Let’s face it, paying for parking is a fact of life.

If you are the owner of an empty lot, charging for parking on it can make for a nice steady income.

Check out the math: Charging a dollar an hour, for eight hours a day and 20 days a month adds up to $1,920 a year. If you’ve got 20 spots, that’s nearly $40,000 a year.

And the City of Penticton has a lot more than 20 parking spots under its purview. So it’s hard to blame them for thinking about all the income that could be generated from those spots.

But municipal governments aren’t a business, however much some would say they should be run like one. A private landowner can be expected to look for ways to generate income from a piece of vacant land, but a city is there to serve the needs of the people.

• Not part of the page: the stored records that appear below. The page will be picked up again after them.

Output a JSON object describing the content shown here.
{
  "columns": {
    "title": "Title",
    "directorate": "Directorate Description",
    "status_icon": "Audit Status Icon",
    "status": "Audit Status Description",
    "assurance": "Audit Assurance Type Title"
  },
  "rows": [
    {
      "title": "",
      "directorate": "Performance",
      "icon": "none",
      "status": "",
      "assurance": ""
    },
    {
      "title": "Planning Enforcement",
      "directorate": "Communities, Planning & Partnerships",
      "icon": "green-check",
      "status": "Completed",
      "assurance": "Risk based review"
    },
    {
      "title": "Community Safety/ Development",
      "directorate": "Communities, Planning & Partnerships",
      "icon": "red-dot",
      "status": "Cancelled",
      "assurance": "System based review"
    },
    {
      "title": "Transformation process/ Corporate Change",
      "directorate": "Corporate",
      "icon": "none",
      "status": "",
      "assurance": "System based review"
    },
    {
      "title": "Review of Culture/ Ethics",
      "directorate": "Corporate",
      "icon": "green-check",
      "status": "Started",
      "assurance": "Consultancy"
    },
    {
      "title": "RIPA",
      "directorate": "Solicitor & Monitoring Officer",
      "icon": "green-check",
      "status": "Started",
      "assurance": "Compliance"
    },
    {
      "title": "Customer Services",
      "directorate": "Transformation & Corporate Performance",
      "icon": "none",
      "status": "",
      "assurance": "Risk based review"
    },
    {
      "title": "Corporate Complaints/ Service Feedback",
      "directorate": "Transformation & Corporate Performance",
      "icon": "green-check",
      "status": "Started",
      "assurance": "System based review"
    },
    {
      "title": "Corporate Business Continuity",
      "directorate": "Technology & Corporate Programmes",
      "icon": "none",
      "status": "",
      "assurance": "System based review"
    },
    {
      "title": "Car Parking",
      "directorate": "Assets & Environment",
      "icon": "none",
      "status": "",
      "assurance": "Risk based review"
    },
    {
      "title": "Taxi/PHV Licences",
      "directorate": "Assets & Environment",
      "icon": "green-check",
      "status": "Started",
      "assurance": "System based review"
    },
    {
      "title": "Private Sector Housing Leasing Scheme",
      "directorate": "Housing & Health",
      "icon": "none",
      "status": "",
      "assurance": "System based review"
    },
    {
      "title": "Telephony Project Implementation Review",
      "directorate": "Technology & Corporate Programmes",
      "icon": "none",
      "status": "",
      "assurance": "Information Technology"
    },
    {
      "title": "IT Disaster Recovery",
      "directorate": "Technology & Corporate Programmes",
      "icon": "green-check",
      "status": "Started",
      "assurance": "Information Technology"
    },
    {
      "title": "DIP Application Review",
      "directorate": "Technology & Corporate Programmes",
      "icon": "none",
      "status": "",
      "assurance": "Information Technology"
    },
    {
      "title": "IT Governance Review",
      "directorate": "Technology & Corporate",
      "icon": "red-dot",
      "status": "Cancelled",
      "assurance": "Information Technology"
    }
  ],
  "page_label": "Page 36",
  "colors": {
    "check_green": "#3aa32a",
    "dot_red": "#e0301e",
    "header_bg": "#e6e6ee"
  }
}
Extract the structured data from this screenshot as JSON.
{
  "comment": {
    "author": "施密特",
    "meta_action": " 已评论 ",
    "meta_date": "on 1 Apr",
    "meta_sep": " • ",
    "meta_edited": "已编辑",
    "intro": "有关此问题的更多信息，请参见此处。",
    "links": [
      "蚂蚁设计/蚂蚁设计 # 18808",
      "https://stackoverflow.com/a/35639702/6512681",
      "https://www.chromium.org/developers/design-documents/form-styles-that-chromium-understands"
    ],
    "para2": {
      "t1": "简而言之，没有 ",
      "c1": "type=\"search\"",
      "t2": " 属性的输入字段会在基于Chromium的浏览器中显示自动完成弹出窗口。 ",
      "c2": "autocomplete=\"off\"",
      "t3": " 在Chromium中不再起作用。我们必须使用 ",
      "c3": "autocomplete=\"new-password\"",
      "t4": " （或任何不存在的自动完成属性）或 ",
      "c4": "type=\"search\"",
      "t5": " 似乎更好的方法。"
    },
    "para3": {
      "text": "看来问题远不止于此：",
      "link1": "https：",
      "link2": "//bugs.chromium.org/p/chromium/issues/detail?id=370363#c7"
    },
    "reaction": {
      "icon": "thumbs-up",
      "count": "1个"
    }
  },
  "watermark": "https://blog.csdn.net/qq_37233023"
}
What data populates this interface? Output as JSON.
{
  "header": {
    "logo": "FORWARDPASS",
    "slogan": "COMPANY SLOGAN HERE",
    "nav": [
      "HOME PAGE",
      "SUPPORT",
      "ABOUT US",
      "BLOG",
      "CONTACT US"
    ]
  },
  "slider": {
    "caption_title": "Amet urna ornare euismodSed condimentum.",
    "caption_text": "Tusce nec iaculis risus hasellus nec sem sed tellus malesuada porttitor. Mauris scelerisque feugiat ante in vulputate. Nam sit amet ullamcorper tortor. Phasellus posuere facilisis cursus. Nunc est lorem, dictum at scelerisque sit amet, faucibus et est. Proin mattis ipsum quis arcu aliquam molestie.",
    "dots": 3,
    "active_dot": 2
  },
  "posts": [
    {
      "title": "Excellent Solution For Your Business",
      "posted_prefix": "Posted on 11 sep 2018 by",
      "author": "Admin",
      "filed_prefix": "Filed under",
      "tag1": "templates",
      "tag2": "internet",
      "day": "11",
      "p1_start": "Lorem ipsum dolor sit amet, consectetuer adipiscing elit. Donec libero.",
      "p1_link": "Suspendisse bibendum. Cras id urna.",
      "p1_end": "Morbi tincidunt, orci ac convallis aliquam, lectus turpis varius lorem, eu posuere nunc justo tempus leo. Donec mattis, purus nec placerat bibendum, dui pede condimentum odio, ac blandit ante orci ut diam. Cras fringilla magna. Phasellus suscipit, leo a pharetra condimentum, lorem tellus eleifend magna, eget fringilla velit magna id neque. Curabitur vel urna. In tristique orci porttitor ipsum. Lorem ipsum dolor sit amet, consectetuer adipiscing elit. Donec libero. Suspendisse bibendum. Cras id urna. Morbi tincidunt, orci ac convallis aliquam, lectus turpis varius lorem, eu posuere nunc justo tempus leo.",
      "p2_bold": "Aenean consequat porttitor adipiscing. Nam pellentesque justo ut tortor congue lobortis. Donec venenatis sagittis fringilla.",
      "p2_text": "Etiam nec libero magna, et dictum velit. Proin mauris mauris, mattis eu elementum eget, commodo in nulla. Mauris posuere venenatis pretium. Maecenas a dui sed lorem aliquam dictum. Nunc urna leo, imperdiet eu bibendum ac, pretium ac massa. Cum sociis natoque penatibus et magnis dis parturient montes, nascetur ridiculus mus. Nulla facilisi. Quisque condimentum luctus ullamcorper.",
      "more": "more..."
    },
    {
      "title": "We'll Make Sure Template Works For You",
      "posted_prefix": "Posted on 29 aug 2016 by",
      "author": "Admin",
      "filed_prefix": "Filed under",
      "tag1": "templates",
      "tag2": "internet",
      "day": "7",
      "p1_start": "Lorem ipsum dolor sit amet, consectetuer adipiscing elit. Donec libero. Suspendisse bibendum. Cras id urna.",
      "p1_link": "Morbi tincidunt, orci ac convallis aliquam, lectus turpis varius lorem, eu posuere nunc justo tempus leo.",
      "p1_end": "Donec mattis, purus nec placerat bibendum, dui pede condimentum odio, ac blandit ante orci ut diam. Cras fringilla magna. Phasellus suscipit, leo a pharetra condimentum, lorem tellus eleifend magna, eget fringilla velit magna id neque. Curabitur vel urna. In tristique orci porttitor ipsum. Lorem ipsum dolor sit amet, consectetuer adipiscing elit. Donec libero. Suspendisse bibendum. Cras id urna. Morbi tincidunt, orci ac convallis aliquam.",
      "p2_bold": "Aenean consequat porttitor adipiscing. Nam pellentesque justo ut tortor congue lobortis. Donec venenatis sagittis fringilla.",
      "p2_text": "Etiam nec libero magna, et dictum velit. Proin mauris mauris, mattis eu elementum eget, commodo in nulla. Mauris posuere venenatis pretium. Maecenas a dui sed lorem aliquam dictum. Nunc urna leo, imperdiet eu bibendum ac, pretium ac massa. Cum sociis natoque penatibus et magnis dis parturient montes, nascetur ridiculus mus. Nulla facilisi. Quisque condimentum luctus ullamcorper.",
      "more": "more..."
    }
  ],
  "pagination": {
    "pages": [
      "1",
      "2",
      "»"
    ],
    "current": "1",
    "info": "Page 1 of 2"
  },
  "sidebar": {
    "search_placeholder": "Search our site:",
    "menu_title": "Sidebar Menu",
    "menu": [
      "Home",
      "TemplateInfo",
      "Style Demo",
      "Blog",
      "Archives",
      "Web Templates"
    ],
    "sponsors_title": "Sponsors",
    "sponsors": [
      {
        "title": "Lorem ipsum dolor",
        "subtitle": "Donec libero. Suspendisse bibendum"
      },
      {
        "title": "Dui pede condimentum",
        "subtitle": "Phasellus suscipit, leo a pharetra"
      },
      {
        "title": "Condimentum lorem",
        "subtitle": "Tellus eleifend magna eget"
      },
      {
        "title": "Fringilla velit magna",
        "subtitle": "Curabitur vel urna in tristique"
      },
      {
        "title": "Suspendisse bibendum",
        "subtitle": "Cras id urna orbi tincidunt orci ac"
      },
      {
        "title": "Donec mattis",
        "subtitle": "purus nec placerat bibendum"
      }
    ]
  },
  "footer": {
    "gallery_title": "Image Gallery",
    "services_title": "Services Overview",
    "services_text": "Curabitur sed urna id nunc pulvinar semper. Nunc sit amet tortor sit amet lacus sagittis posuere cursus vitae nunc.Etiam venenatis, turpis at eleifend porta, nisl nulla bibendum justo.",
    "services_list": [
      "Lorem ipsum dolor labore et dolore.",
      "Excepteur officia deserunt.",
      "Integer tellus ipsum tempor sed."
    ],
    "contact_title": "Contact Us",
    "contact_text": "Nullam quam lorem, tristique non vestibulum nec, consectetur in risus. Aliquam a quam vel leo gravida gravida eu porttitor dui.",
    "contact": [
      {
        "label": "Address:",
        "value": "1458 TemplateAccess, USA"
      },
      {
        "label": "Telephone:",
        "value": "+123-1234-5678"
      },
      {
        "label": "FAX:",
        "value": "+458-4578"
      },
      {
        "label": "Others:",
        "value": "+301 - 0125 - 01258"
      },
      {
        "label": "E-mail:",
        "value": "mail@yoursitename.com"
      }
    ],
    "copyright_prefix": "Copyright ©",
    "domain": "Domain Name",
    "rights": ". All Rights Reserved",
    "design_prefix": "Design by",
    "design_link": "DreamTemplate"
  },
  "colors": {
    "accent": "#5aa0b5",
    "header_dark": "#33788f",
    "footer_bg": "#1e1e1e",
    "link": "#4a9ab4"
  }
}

And those needs include parking. It’s one thing to charge for parking in commercial areas, but city council needs to rethink the plan to extend pay parking to recreational areas.

Pay parking has already been introduced at the South Okanagan Events Centre for certain events. Considering that people have already paid considerable prices for tickets, it’s hard to see that as anything but a money grab.

Extending pay parking into recreational areas is going to hurt Penticton’s image as a welcoming city, not to mention the eyesore that parking meters arrayed along the beautiful Lakeshore Drive is going to be. And making the lots at Skaha Lake Park into pay parking doesn’t make a lot of sense considering how heavily it is used by residents, who already pay taxes to support the city.

The City of Penticton needs more income, but let’s not get it by picking the pockets of tourists, or double-charging residents for enjoying themselves.